- Work instructions -
Before copying, set the pictures aside; then repeat every line below verbatim.

- Supplied data -
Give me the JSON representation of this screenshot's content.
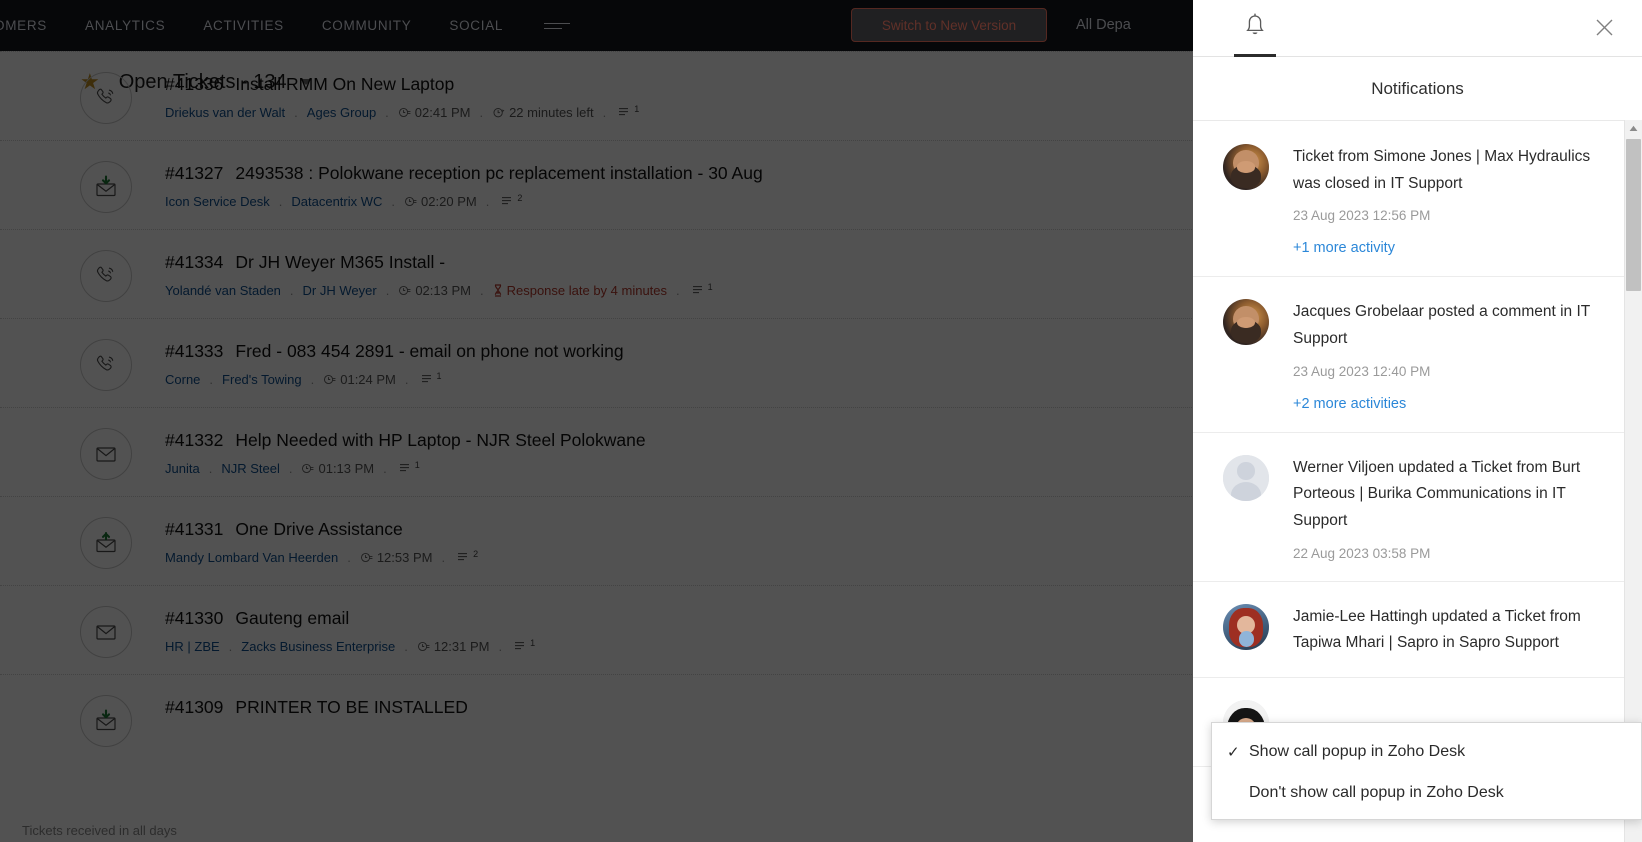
{
  "topnav": {
    "links": [
      "OMERS",
      "ANALYTICS",
      "ACTIVITIES",
      "COMMUNITY",
      "SOCIAL"
    ],
    "more_icon": "hamburger-more-icon",
    "switch_button": "Switch to New Version",
    "department_selector": "All Depa",
    "accent_border": "#9c4a3c",
    "accent_text": "#b0584a",
    "bar_bg": "#0c0d11"
  },
  "ticket_list": {
    "star_icon": "star-icon",
    "title": "Open Tickets - 134",
    "caret_icon": "chevron-down-icon",
    "footer_note": "Tickets received in all days",
    "link_color": "#0f4f8f",
    "rows": [
      {
        "icon": "phone-icon",
        "id": "#41336",
        "subject": "Install RMM On New Laptop",
        "contact": "Driekus van der Walt",
        "account": "Ages Group",
        "time": "02:41 PM",
        "sla": "22 minutes left",
        "sla_late": false,
        "thread_count": "1"
      },
      {
        "icon": "mail-received-icon",
        "id": "#41327",
        "subject": "2493538 : Polokwane reception pc replacement installation - 30 Aug",
        "contact": "Icon Service Desk",
        "account": "Datacentrix WC",
        "time": "02:20 PM",
        "sla": "",
        "sla_late": false,
        "thread_count": "2"
      },
      {
        "icon": "phone-icon",
        "id": "#41334",
        "subject": "Dr JH Weyer M365 Install -",
        "contact": "Yolandé van Staden",
        "account": "Dr JH Weyer",
        "time": "02:13 PM",
        "sla": "Response late by 4 minutes",
        "sla_late": true,
        "thread_count": "1"
      },
      {
        "icon": "phone-icon",
        "id": "#41333",
        "subject": "Fred - 083 454 2891 - email on phone not working",
        "contact": "Corne",
        "account": "Fred's Towing",
        "time": "01:24 PM",
        "sla": "",
        "sla_late": false,
        "thread_count": "1"
      },
      {
        "icon": "mail-icon",
        "id": "#41332",
        "subject": "Help Needed with HP Laptop - NJR Steel Polokwane",
        "contact": "Junita",
        "account": "NJR Steel",
        "time": "01:13 PM",
        "sla": "",
        "sla_late": false,
        "thread_count": "1"
      },
      {
        "icon": "mail-sent-icon",
        "id": "#41331",
        "subject": "One Drive Assistance",
        "contact": "Mandy Lombard Van Heerden",
        "account": "",
        "time": "12:53 PM",
        "sla": "",
        "sla_late": false,
        "thread_count": "2"
      },
      {
        "icon": "mail-icon",
        "id": "#41330",
        "subject": "Gauteng email",
        "contact": "HR | ZBE",
        "account": "Zacks Business Enterprise",
        "time": "12:31 PM",
        "sla": "",
        "sla_late": false,
        "thread_count": "1"
      },
      {
        "icon": "mail-received-icon",
        "id": "#41309",
        "subject": "PRINTER TO BE INSTALLED",
        "contact": "",
        "account": "",
        "time": "",
        "sla": "",
        "sla_late": false,
        "thread_count": ""
      }
    ]
  },
  "notifications": {
    "tab_icon": "bell-icon",
    "close_icon": "close-icon",
    "heading": "Notifications",
    "link_color": "#2b87d8",
    "items": [
      {
        "avatar": "avatar-bearded-man",
        "avatar_type": "photo-warm",
        "message": "Ticket from Simone Jones | Max Hydraulics was closed in IT Support",
        "time": "23 Aug 2023 12:56 PM",
        "more_link": "+1 more activity"
      },
      {
        "avatar": "avatar-bearded-man",
        "avatar_type": "photo-warm",
        "message": "Jacques Grobelaar posted a comment in IT Support",
        "time": "23 Aug 2023 12:40 PM",
        "more_link": "+2 more activities"
      },
      {
        "avatar": "avatar-placeholder",
        "avatar_type": "placeholder",
        "message": "Werner Viljoen updated a Ticket from Burt Porteous | Burika Communications in IT Support",
        "time": "22 Aug 2023 03:58 PM",
        "more_link": ""
      },
      {
        "avatar": "avatar-red-haired-woman",
        "avatar_type": "photo-red",
        "message": "Jamie-Lee Hattingh updated a Ticket from Tapiwa Mhari | Sapro in Sapro Support",
        "time": "",
        "more_link": ""
      },
      {
        "avatar": "avatar-dark-haired-person",
        "avatar_type": "photo-dark",
        "message": "",
        "time": "",
        "more_link": ""
      }
    ],
    "scrollbar": {
      "up_arrow_icon": "scroll-up-arrow-icon",
      "thumb": "scroll-thumb"
    }
  },
  "call_popup_menu": {
    "items": [
      {
        "label": "Show call popup in Zoho Desk",
        "checked": true
      },
      {
        "label": "Don't show call popup in Zoho Desk",
        "checked": false
      }
    ],
    "check_icon": "check-icon"
  }
}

- Exercise response -
Give me the JSON representation of this screenshot's content.
{
  "topnav": {
    "links": [
      "OMERS",
      "ANALYTICS",
      "ACTIVITIES",
      "COMMUNITY",
      "SOCIAL"
    ],
    "more_icon": "hamburger-more-icon",
    "switch_button": "Switch to New Version",
    "department_selector": "All Depa",
    "accent_border": "#9c4a3c",
    "accent_text": "#b0584a",
    "bar_bg": "#0c0d11"
  },
  "ticket_list": {
    "star_icon": "star-icon",
    "title": "Open Tickets - 134",
    "caret_icon": "chevron-down-icon",
    "footer_note": "Tickets received in all days",
    "link_color": "#0f4f8f",
    "rows": [
      {
        "icon": "phone-icon",
        "id": "#41336",
        "subject": "Install RMM On New Laptop",
        "contact": "Driekus van der Walt",
        "account": "Ages Group",
        "time": "02:41 PM",
        "sla": "22 minutes left",
        "sla_late": false,
        "thread_count": "1"
      },
      {
        "icon": "mail-received-icon",
        "id": "#41327",
        "subject": "2493538 : Polokwane reception pc replacement installation - 30 Aug",
        "contact": "Icon Service Desk",
        "account": "Datacentrix WC",
        "time": "02:20 PM",
        "sla": "",
        "sla_late": false,
        "thread_count": "2"
      },
      {
        "icon": "phone-icon",
        "id": "#41334",
        "subject": "Dr JH Weyer M365 Install -",
        "contact": "Yolandé van Staden",
        "account": "Dr JH Weyer",
        "time": "02:13 PM",
        "sla": "Response late by 4 minutes",
        "sla_late": true,
        "thread_count": "1"
      },
      {
        "icon": "phone-icon",
        "id": "#41333",
        "subject": "Fred - 083 454 2891 - email on phone not working",
        "contact": "Corne",
        "account": "Fred's Towing",
        "time": "01:24 PM",
        "sla": "",
        "sla_late": false,
        "thread_count": "1"
      },
      {
        "icon": "mail-icon",
        "id": "#41332",
        "subject": "Help Needed with HP Laptop - NJR Steel Polokwane",
        "contact": "Junita",
        "account": "NJR Steel",
        "time": "01:13 PM",
        "sla": "",
        "sla_late": false,
        "thread_count": "1"
      },
      {
        "icon": "mail-sent-icon",
        "id": "#41331",
        "subject": "One Drive Assistance",
        "contact": "Mandy Lombard Van Heerden",
        "account": "",
        "time": "12:53 PM",
        "sla": "",
        "sla_late": false,
        "thread_count": "2"
      },
      {
        "icon": "mail-icon",
        "id": "#41330",
        "subject": "Gauteng email",
        "contact": "HR | ZBE",
        "account": "Zacks Business Enterprise",
        "time": "12:31 PM",
        "sla": "",
        "sla_late": false,
        "thread_count": "1"
      },
      {
        "icon": "mail-received-icon",
        "id": "#41309",
        "subject": "PRINTER TO BE INSTALLED",
        "contact": "",
        "account": "",
        "time": "",
        "sla": "",
        "sla_late": false,
        "thread_count": ""
      }
    ]
  },
  "notifications": {
    "tab_icon": "bell-icon",
    "close_icon": "close-icon",
    "heading": "Notifications",
    "link_color": "#2b87d8",
    "items": [
      {
        "avatar": "avatar-bearded-man",
        "avatar_type": "photo-warm",
        "message": "Ticket from Simone Jones | Max Hydraulics was closed in IT Support",
        "time": "23 Aug 2023 12:56 PM",
        "more_link": "+1 more activity"
      },
      {
        "avatar": "avatar-bearded-man",
        "avatar_type": "photo-warm",
        "message": "Jacques Grobelaar posted a comment in IT Support",
        "time": "23 Aug 2023 12:40 PM",
        "more_link": "+2 more activities"
      },
      {
        "avatar": "avatar-placeholder",
        "avatar_type": "placeholder",
        "message": "Werner Viljoen updated a Ticket from Burt Porteous | Burika Communications in IT Support",
        "time": "22 Aug 2023 03:58 PM",
        "more_link": ""
      },
      {
        "avatar": "avatar-red-haired-woman",
        "avatar_type": "photo-red",
        "message": "Jamie-Lee Hattingh updated a Ticket from Tapiwa Mhari | Sapro in Sapro Support",
        "time": "",
        "more_link": ""
      },
      {
        "avatar": "avatar-dark-haired-person",
        "avatar_type": "photo-dark",
        "message": "",
        "time": "",
        "more_link": ""
      }
    ],
    "scrollbar": {
      "up_arrow_icon": "scroll-up-arrow-icon",
      "thumb": "scroll-thumb"
    }
  },
  "call_popup_menu": {
    "items": [
      {
        "label": "Show call popup in Zoho Desk",
        "checked": true
      },
      {
        "label": "Don't show call popup in Zoho Desk",
        "checked": false
      }
    ],
    "check_icon": "check-icon"
  }
}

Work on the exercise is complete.